__Work to complete__
This exercise calls for a copy of every line in the listing below that carries the word "votre".

__Exercise data__
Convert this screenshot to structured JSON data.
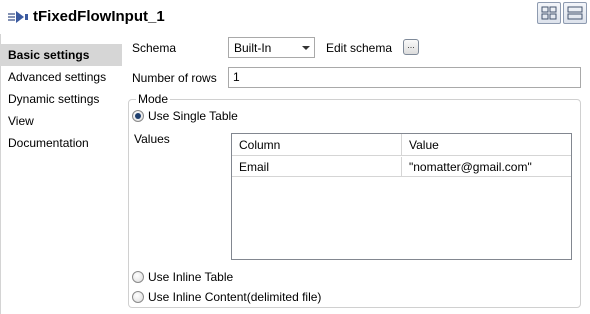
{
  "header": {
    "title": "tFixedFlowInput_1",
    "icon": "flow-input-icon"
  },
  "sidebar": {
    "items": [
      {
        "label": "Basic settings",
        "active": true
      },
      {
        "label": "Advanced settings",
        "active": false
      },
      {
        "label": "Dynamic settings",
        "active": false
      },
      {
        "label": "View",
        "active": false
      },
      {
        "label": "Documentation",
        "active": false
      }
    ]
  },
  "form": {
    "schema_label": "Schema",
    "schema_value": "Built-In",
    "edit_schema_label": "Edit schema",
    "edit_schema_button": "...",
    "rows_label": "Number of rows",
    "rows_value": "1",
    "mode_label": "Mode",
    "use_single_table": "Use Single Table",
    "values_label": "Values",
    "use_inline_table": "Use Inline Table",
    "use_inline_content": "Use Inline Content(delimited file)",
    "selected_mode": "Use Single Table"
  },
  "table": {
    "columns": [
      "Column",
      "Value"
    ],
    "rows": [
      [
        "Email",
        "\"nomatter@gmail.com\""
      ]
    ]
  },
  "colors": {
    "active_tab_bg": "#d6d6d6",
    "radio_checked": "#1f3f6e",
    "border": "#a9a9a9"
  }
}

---

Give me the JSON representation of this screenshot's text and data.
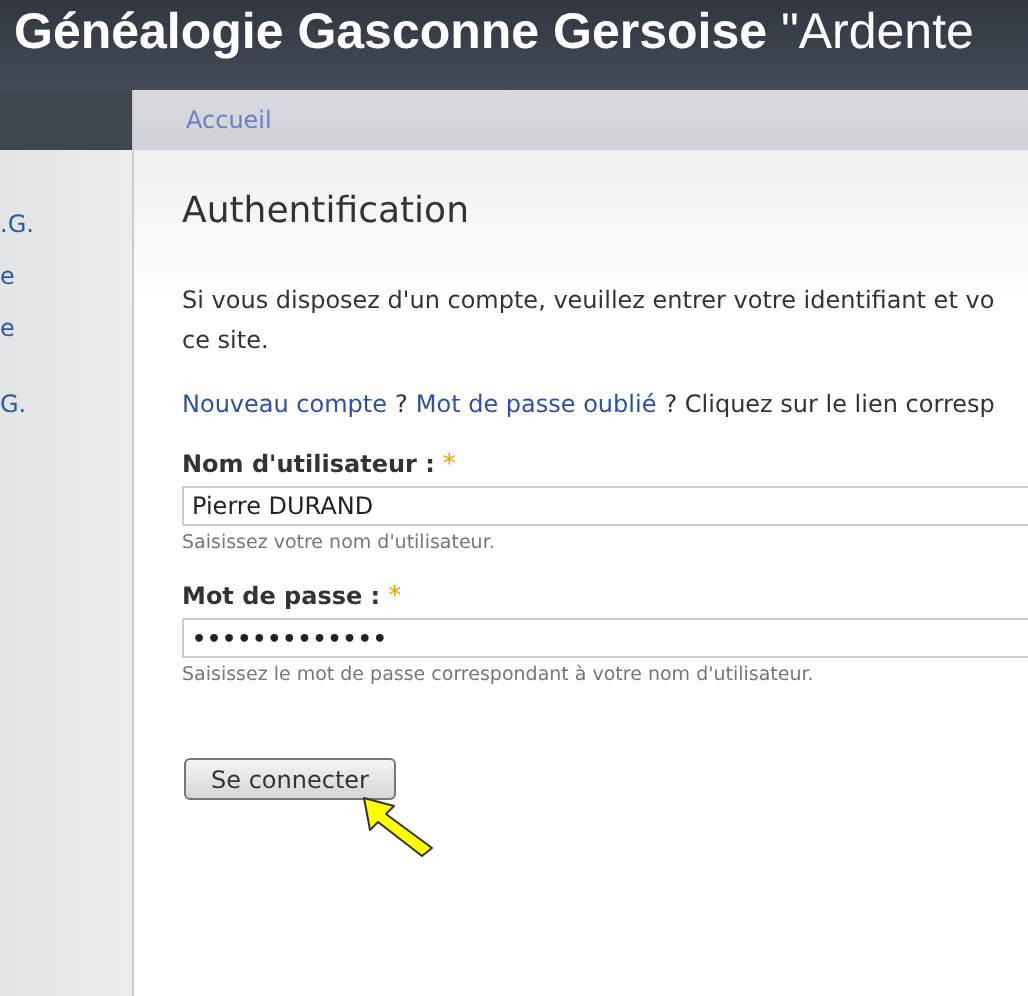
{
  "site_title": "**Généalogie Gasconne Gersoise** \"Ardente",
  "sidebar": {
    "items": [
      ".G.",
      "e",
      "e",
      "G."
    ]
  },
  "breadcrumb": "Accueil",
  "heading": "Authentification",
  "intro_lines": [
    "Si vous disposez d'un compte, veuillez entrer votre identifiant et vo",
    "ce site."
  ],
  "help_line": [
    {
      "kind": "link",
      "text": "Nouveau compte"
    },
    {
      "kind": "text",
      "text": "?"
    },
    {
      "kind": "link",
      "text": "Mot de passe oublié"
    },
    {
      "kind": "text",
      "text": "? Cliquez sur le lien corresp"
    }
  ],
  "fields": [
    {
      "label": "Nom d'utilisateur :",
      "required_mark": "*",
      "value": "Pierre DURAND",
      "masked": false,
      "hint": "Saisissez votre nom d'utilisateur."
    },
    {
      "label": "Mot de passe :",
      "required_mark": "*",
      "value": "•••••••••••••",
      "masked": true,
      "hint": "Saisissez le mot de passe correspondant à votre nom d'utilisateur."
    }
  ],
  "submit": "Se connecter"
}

__Answer section__
    "Si vous disposez d'un compte, veuillez entrer votre identifiant et vo",
      "hint": "Saisissez votre nom d'utilisateur."
      "hint": "Saisissez le mot de passe correspondant à votre nom d'utilisateur."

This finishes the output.